The FBI is advising that everyone reboot their routers to stop malware that has infected 500,000 routers.
Signs that the virus message popping up on your computer is completely fake.
How to defend against the WannaCry Ransomware Attack, and others like it.
How your Internet of Things (IoT) devices might be helping hackers and what to do about it.
It starts when you get an email from someone you haven’t emailed in a long time asking if you meant to send them a strange email. Then you get another email like this and then several more. You realize that someone has gained access to your email account and emailed everyone in your contact list.

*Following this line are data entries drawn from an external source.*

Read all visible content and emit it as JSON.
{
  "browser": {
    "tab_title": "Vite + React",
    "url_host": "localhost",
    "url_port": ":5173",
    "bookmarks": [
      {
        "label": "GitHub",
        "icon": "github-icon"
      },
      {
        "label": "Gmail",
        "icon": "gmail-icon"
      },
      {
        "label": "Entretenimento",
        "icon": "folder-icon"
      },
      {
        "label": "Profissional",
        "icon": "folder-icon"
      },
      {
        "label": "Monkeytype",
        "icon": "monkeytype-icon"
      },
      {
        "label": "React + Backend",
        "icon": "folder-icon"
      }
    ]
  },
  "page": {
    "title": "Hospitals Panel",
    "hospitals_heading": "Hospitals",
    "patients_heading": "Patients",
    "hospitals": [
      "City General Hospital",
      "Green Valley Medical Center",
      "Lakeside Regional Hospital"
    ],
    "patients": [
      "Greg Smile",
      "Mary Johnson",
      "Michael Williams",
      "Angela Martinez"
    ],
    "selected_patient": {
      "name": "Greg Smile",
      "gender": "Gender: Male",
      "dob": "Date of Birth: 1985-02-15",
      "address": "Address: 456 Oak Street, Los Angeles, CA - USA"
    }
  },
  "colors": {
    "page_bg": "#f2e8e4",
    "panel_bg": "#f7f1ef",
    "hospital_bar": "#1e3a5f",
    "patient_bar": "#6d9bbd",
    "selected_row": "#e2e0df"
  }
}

Ransomware is malicious software that gets on your computer and encrypts your files so that you can no longer access them. The program will tell you that your files are encrypted and the only way to get them back is to pay for a decryption key. It may also say that you have a deadline before the key is destroyed, rendering all of your encrypted files useless. […]
The recently discovered Heartbleed bug allows attackers to read data that is supposed to be encrypted (protected) such as your log in information to a particular website. Somewhere around a quarter of all websites have been affected by this bug. After last week, many of the website originally affected have been patched. Once a website has been patched and you’ve changed your password for that website, then you’ll be protected from this bug going forward. […]

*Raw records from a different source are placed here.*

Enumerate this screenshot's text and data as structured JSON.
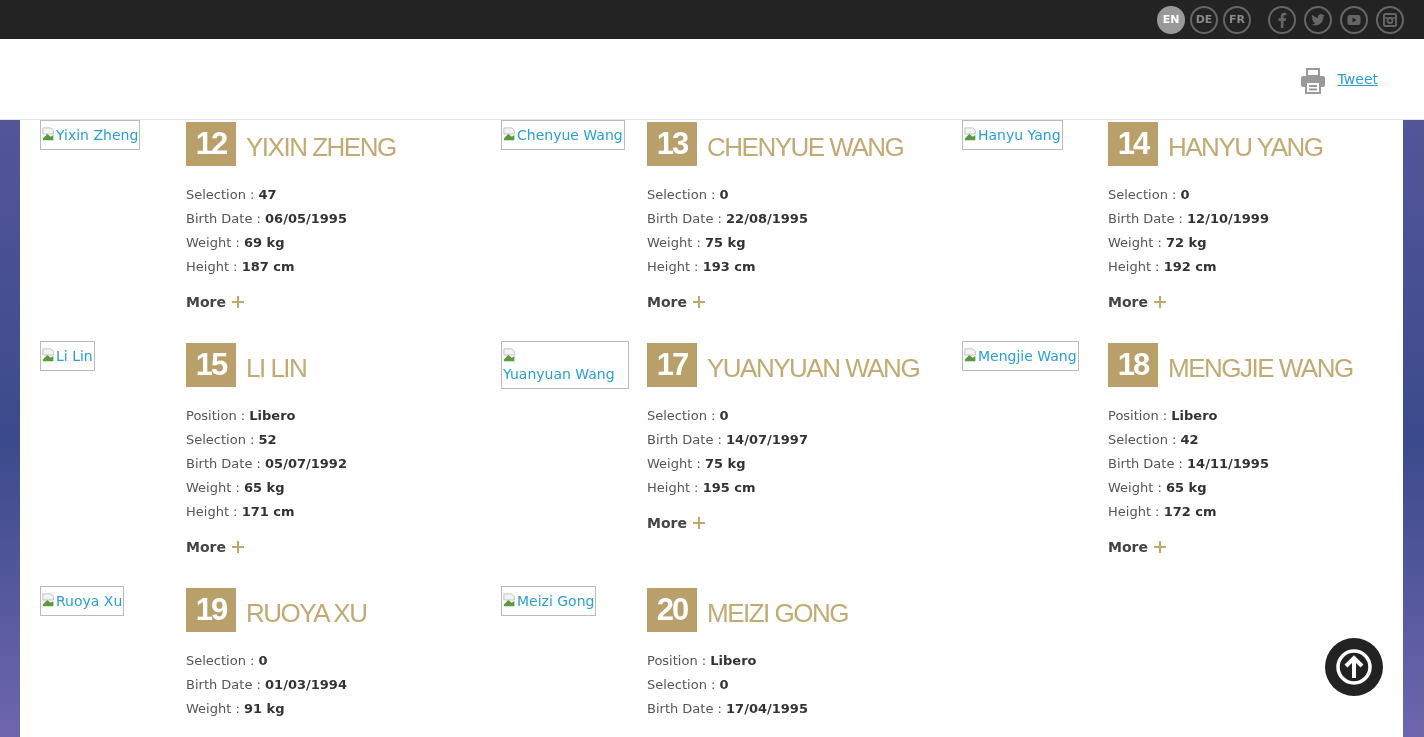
{
  "top_bar": {
    "languages": [
      {
        "label": "EN",
        "selected": true
      },
      {
        "label": "DE",
        "selected": false
      },
      {
        "label": "FR",
        "selected": false
      }
    ],
    "social": [
      {
        "kind": "facebook"
      },
      {
        "kind": "twitter"
      },
      {
        "kind": "youtube"
      },
      {
        "kind": "instagram"
      }
    ]
  },
  "header": {
    "tweet": "Tweet"
  },
  "players": [
    {
      "number": "12",
      "name": "YIXIN ZHENG",
      "photo_alt": "Yixin Zheng",
      "stats": [
        {
          "label": "Selection :",
          "value": "47"
        },
        {
          "label": "Birth Date :",
          "value": "06/05/1995"
        },
        {
          "label": "Weight :",
          "value": "69 kg"
        },
        {
          "label": "Height :",
          "value": "187 cm"
        }
      ],
      "more": "More"
    },
    {
      "number": "13",
      "name": "CHENYUE WANG",
      "photo_alt": "Chenyue Wang",
      "stats": [
        {
          "label": "Selection :",
          "value": "0"
        },
        {
          "label": "Birth Date :",
          "value": "22/08/1995"
        },
        {
          "label": "Weight :",
          "value": "75 kg"
        },
        {
          "label": "Height :",
          "value": "193 cm"
        }
      ],
      "more": "More"
    },
    {
      "number": "14",
      "name": "HANYU YANG",
      "photo_alt": "Hanyu Yang",
      "stats": [
        {
          "label": "Selection :",
          "value": "0"
        },
        {
          "label": "Birth Date :",
          "value": "12/10/1999"
        },
        {
          "label": "Weight :",
          "value": "72 kg"
        },
        {
          "label": "Height :",
          "value": "192 cm"
        }
      ],
      "more": "More"
    },
    {
      "number": "15",
      "name": "LI LIN",
      "photo_alt": "Li Lin",
      "stats": [
        {
          "label": "Position :",
          "value": "Libero"
        },
        {
          "label": "Selection :",
          "value": "52"
        },
        {
          "label": "Birth Date :",
          "value": "05/07/1992"
        },
        {
          "label": "Weight :",
          "value": "65 kg"
        },
        {
          "label": "Height :",
          "value": "171 cm"
        }
      ],
      "more": "More"
    },
    {
      "number": "17",
      "name": "YUANYUAN WANG",
      "photo_alt": "Yuanyuan Wang",
      "stats": [
        {
          "label": "Selection :",
          "value": "0"
        },
        {
          "label": "Birth Date :",
          "value": "14/07/1997"
        },
        {
          "label": "Weight :",
          "value": "75 kg"
        },
        {
          "label": "Height :",
          "value": "195 cm"
        }
      ],
      "more": "More"
    },
    {
      "number": "18",
      "name": "MENGJIE WANG",
      "photo_alt": "Mengjie Wang",
      "stats": [
        {
          "label": "Position :",
          "value": "Libero"
        },
        {
          "label": "Selection :",
          "value": "42"
        },
        {
          "label": "Birth Date :",
          "value": "14/11/1995"
        },
        {
          "label": "Weight :",
          "value": "65 kg"
        },
        {
          "label": "Height :",
          "value": "172 cm"
        }
      ],
      "more": "More"
    },
    {
      "number": "19",
      "name": "RUOYA XU",
      "photo_alt": "Ruoya Xu",
      "stats": [
        {
          "label": "Selection :",
          "value": "0"
        },
        {
          "label": "Birth Date :",
          "value": "01/03/1994"
        },
        {
          "label": "Weight :",
          "value": "91 kg"
        }
      ]
    },
    {
      "number": "20",
      "name": "MEIZI GONG",
      "photo_alt": "Meizi Gong",
      "stats": [
        {
          "label": "Position :",
          "value": "Libero"
        },
        {
          "label": "Selection :",
          "value": "0"
        },
        {
          "label": "Birth Date :",
          "value": "17/04/1995"
        }
      ]
    }
  ]
}
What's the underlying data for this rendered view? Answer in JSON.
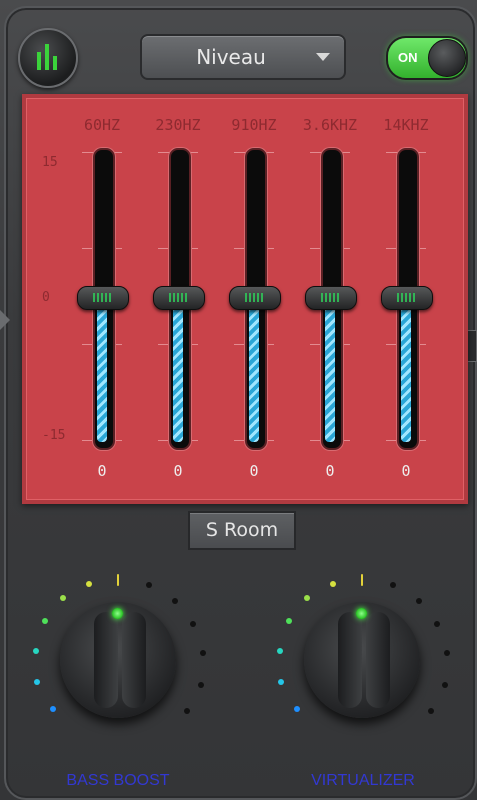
{
  "header": {
    "preset_label": "Niveau",
    "toggle_label": "ON"
  },
  "equalizer": {
    "scale_labels": [
      "15",
      "0",
      "-15"
    ],
    "bands": [
      {
        "freq": "60HZ",
        "gain": "0"
      },
      {
        "freq": "230HZ",
        "gain": "0"
      },
      {
        "freq": "910HZ",
        "gain": "0"
      },
      {
        "freq": "3.6KHZ",
        "gain": "0"
      },
      {
        "freq": "14KHZ",
        "gain": "0"
      }
    ]
  },
  "reverb": {
    "label": "S Room"
  },
  "knobs": [
    {
      "label": "BASS BOOST",
      "level": 0.5
    },
    {
      "label": "VIRTUALIZER",
      "level": 0.5
    }
  ],
  "colors": {
    "panel": "#c9434a",
    "toggle_on": "#33b12d",
    "led": "#26c020",
    "label_blue": "#3238d2"
  },
  "icons": [
    "equalizer-icon",
    "dropdown-caret-icon",
    "led-indicator-icon"
  ]
}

In martial arts, there are levels (belts) of competence in fending off attacks. The same applies to browsing the Internet: there are levels in fending off attacks on your privacy. There are different “moves” you make depending on if a potential attacker has access to the computer you’re using, the Internet connection you’re using or if they’re just a company on the Internet trying to track your browsing habits. […]
There are three types of software that can creep onto your computer, each type more ninja-like than the one before it: The Barnacle Download, the Pop-Up Download and the Drive-By Download.
Several Java security vulnerabilities surfaced earlier this month that allow attackers to access computers visiting compromised or malicious websites. If you’re still reading, allow me to translate the previous sentence to English: if you visit a website that has code to take advantage of the Java security hole, then the code would install malware on your computer. If you’ve ever asked yourself “how did that virus/malware get on my computer?” this is one answer.